Scan the records below, and wherever a line has the word "title", pull it out.

★ ★ ★ ★ ★

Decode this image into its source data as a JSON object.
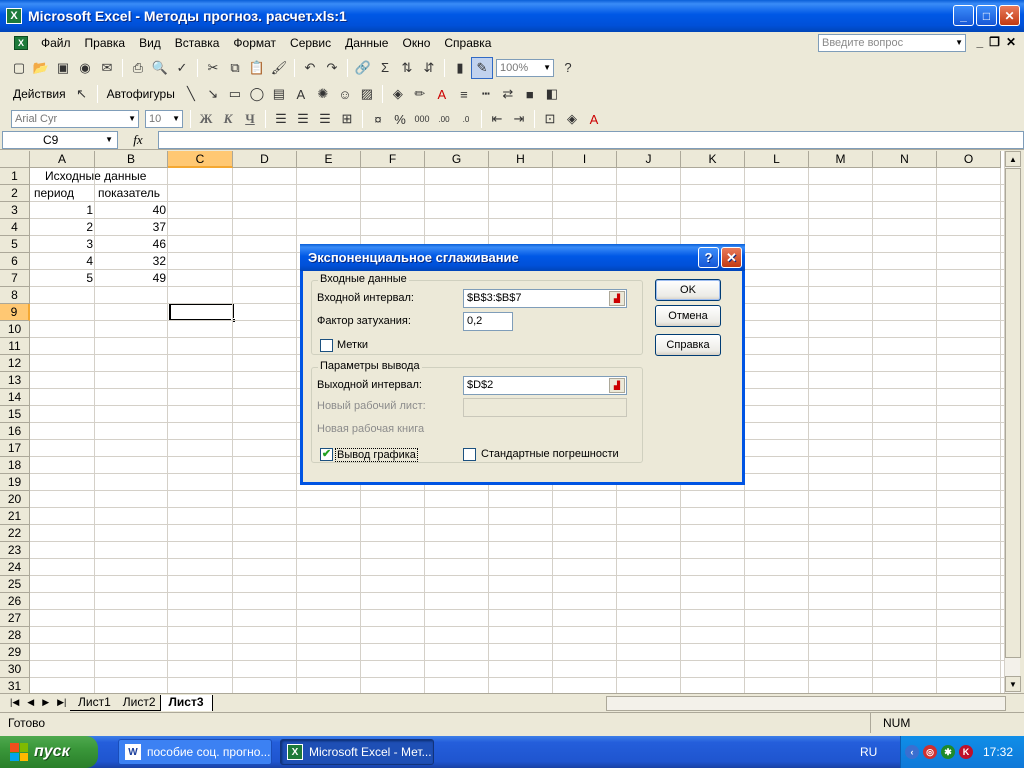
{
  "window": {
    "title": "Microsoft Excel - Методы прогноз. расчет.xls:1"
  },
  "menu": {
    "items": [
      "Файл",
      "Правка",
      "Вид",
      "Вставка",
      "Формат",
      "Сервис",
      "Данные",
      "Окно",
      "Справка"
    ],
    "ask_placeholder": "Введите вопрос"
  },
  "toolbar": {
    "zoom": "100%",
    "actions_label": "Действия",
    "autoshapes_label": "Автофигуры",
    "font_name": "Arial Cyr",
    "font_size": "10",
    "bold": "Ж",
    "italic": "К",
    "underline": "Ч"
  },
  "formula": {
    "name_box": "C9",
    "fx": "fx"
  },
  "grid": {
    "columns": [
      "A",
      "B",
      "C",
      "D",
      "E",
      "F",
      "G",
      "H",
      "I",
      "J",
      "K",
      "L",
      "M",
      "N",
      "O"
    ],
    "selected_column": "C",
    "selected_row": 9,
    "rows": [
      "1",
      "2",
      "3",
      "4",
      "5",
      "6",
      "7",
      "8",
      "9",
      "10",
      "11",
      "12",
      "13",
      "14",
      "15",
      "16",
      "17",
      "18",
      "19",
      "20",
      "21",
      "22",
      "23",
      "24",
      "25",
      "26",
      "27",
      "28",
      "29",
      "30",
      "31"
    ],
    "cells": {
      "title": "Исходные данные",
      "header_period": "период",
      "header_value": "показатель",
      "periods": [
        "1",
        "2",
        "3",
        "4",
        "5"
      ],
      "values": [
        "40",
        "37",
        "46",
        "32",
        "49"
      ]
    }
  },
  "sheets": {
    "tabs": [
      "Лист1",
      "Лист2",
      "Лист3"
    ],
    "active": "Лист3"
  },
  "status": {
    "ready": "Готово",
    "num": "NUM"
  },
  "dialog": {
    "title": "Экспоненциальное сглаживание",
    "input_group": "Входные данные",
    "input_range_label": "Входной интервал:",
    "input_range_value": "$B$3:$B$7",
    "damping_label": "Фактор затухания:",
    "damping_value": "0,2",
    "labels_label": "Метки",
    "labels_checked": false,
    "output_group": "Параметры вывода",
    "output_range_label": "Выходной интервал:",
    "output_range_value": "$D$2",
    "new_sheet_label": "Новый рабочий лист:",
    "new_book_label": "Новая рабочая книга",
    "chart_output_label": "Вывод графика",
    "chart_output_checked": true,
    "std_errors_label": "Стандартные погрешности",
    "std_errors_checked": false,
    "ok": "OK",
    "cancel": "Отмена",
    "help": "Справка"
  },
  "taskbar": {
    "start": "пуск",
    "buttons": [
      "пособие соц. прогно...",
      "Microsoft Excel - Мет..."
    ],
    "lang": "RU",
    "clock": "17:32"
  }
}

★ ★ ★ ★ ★

Answer to the exercise →
    "title": "Microsoft Excel - Методы прогноз. расчет.xls:1"
      "title": "Исходные данные",
    "title": "Экспоненциальное сглаживание",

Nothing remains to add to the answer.